According to appeals court documents, the penetration that occurred at 3 a.m. arose out of the sentencing offense because it occurred as part of a continuous sequence of criminal acts that were more than just incidentally related to each other. “The penetrations occurred at the same place, at approximately the same time, and a preponderance of the evidence shows that the fear instilled in the victim during the first penetration contributed to the occurrence of the second act,” the justices stated.
“According to the victim’s testimony, if not for the earlier sexual attack and threats from defendant, which occurred in the evening hours before the 3 a.m. penetration, she would not have submitted to the subsequent penetration. The victim testified that, during the second incident, she believed that the knife defendant had previously wielded in a threatening manner was still in the room, and she was terrified given the night’s previous events.”
They added, “In short, there was a sufficient ’cause and effect relationship’ between the two incidents. Thus, a preponderance of the evidence supports a finding that the second penetration arose out of the sentencing offense.”
The appeals court upheld the trial court’s scoring decision regarding OV 11.
Scotton claimed at his sentencing and again in his appeal that his Sixth and Fourteenth
Amendment rights were violated by judicial fact-finding that increased the floor of the permissible sentence.
“[O]ur Supreme Court agreed with this general proposition and held that, for cases where a sentence was imposed on or before July 29, 2015, judicial fact-finding changed the recommended guideline range, and there was no upward departure, a defendant is entitled to a remand … for a decision by the trial court as to whether it would have imposed a different sentence knowing the guidelines range is now advisory,” wrote the justices.
“Here, at a minimum, it is clear that the 25-point score for OV11 was the result of judicial fact-finding. Indeed, the jury acquitted defendant of the CSC I charge related to the sexual penetration that occurred at 3 a.m., and which formed the basis for the trial court’s 25-point score for OV 11.”
They further stated, “This 25-point score increased defendant’s OV total from 30 points to 55 points, which put defendant in OV level III, with a corresponding guideline range of 81 to 135 months. Without this 25-point score, defendant would have been in OV level II, with a corresponding guideline range of 51 to 85 months.”
Ultimately, the appeals court justices found that Scotton met the requirements for a “Crosby” remand as set forth in Lockridge in order to determine whether the error was harmless beyond a reasonable doubt.
Explanation of how the Lockridge case applies:

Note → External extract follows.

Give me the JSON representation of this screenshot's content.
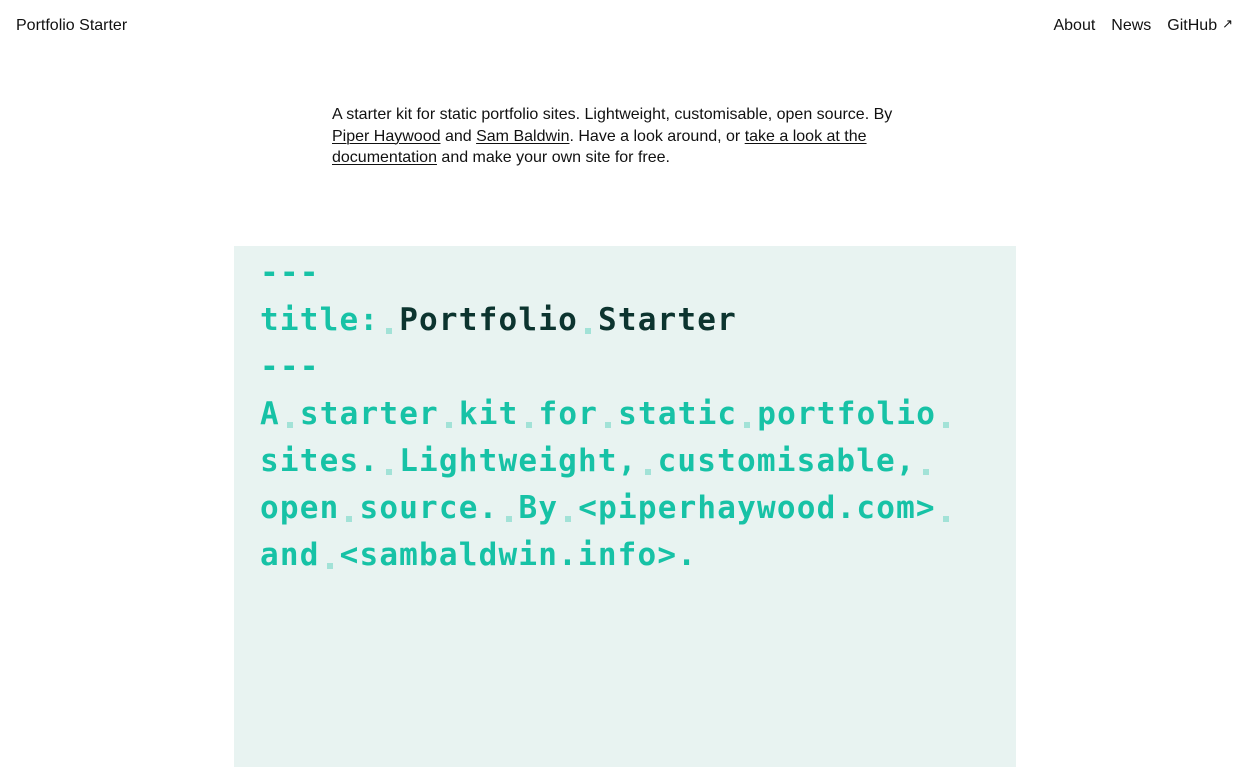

“[O]n a Crosby remand, a trial court should first allow a defendant an opportunity to inform the court that he or she will not seek resentencing. If notification is not received in a timely manner, the court (1) should obtain the views of counsel in some form, (2) may but is not required to hold a hearing on the matter, and (3) need not have the defendant present when it decides whether to resentence the defendant, but (4) must have defendant present, as required by law, if it decides to resentence the defendant. Further, in determining whether the court would have imposed a materially different sentence but for the unconstitutional constraint, the court should consider only the circumstances existing at the time of the original sentence.”
The justices affirmed Scotton’s convictions but remanded the case back to the lower court regarding Scotton’s prison sentence.